Biodiversity BC - Conserving the Variety of Life

Where Are We Now?

Photo Credits: Liz Williams

"Cup Lichen"
Cladonia sp.

Biodiversity Atlas of British Columbia

British Columbia, Canada's westernmost province, is famous for its biological diversity. Under the influence of the Pacific Ocean and the mountainous terrain that covers most of the land base, a rich variety of life has merged that is unparalleled in the rest of Canada. Large tracts of relatively undisturbed land support populations of large carnivores and ungulates, the country's only temperate rainforests produce giant trees the height of skyscrapers, and unique populations of fish found nowhere else have evolved since the last ice age.
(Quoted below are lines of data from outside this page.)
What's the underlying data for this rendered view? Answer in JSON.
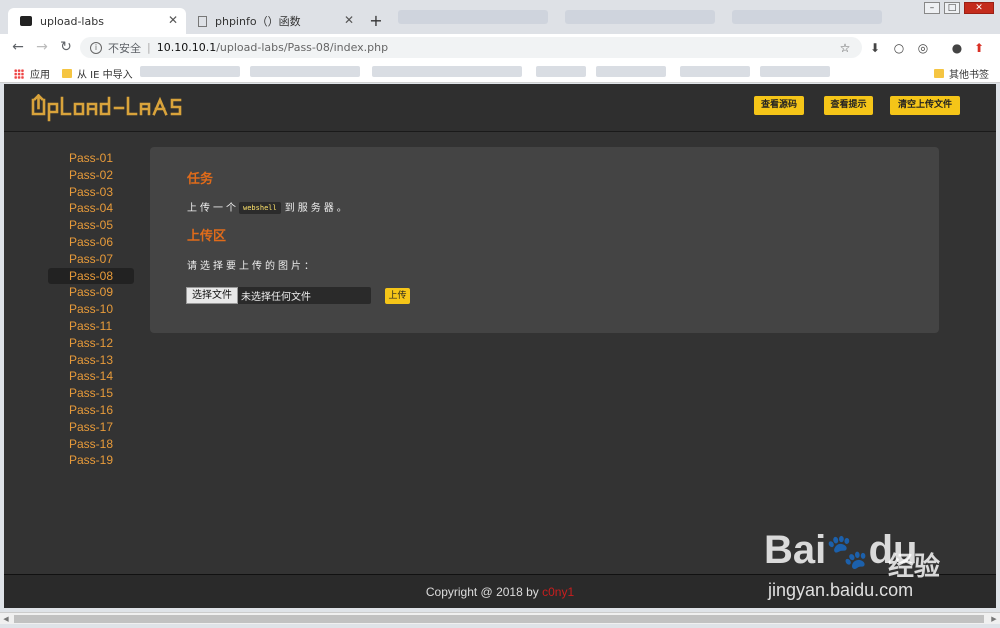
{
  "browser": {
    "tabs": [
      {
        "title": "upload-labs",
        "active": true
      },
      {
        "title": "phpinfo（）函数",
        "active": false
      }
    ],
    "new_tab": "+",
    "url": {
      "security": "不安全",
      "host": "10.10.10.1",
      "path": "/upload-labs/Pass-08/index.php"
    },
    "bookmarks": {
      "apps": "应用",
      "import_ie": "从 IE 中导入",
      "other": "其他书签"
    }
  },
  "header": {
    "logo_text": "UpLoad-labs",
    "buttons": [
      "查看源码",
      "查看提示",
      "清空上传文件"
    ]
  },
  "sidebar": {
    "active": "Pass-08",
    "items": [
      "Pass-01",
      "Pass-02",
      "Pass-03",
      "Pass-04",
      "Pass-05",
      "Pass-06",
      "Pass-07",
      "Pass-08",
      "Pass-09",
      "Pass-10",
      "Pass-11",
      "Pass-12",
      "Pass-13",
      "Pass-14",
      "Pass-15",
      "Pass-16",
      "Pass-17",
      "Pass-18",
      "Pass-19"
    ]
  },
  "main": {
    "task_title": "任务",
    "task_prefix": "上传一个",
    "task_code": "webshell",
    "task_suffix": "到服务器。",
    "upload_title": "上传区",
    "prompt": "请选择要上传的图片：",
    "choose_button": "选择文件",
    "no_file": "未选择任何文件",
    "upload_button": "上传"
  },
  "footer": {
    "copyright": "Copyright @ 2018 by ",
    "author": "c0ny1"
  },
  "watermark": {
    "brand": "Bai",
    "brand2": "du",
    "jy": "经验",
    "url": "jingyan.baidu.com"
  },
  "colors": {
    "accent": "#f5c518",
    "nav_link": "#e89b3a",
    "heading": "#e06b1a",
    "author": "#c81e1e"
  }
}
Millions of migrating birds and populations of marine mammals travel along the coast every year, stopping over to feed or rest. Thousands of smaller species that inhabit the wide variety of ecosystems from the sea to the mountain tops go largely unnoticed: insects and amphibians, lichens and reptiles, fungi and flowering plants and more; yet all are important components of British Columbia's natural legacy.

The Biodiversity Atlas of British Columbia provides a map-based province-wide overview of a range of biodiversity components at the ecosystem and species level and for both terrestrial and freshwater systems. Marine ecosystems are being addressed through a parallel federal assessment. With over sixty maps and accompanying text, the Biodiversity Atlas of British Columbia provides a window on B.C.'s diverse ecosystems, the species that live in them, and the elements of British Columbia's biodiversity that make it globally significant. The atlas also presents an in-depth visual perspective of a number of human-induced pressures, including climate change, that are affecting biodiversity in B.C. today. The most extensive spatial analysis exercise related to biodiversity undertaken in the province to date, the atlas brings together current data from numerous sources to summarize information in map form for the full range of terrestrial and freshwater biodiversity. Rarity and richness analyses are applied for the mapping of ecosystems and most well-studied groups of plants and animals. Richness maps are also presented for a number of less-studied groups such as invertebrates and non-vascular plants.

The Atlas is a supporting document to Taking Nature's Pulse: The Status of Biodiversity in British Columbia. Taking Nature's Pulse and Ecological Concepts, Principles and Applications to Conservation support the process to identify the actions and priorities for biodiversity conservation and assist conservation managers in both government and non-governmental sectors to make informed decisions about the management of all aspects of biodiversity.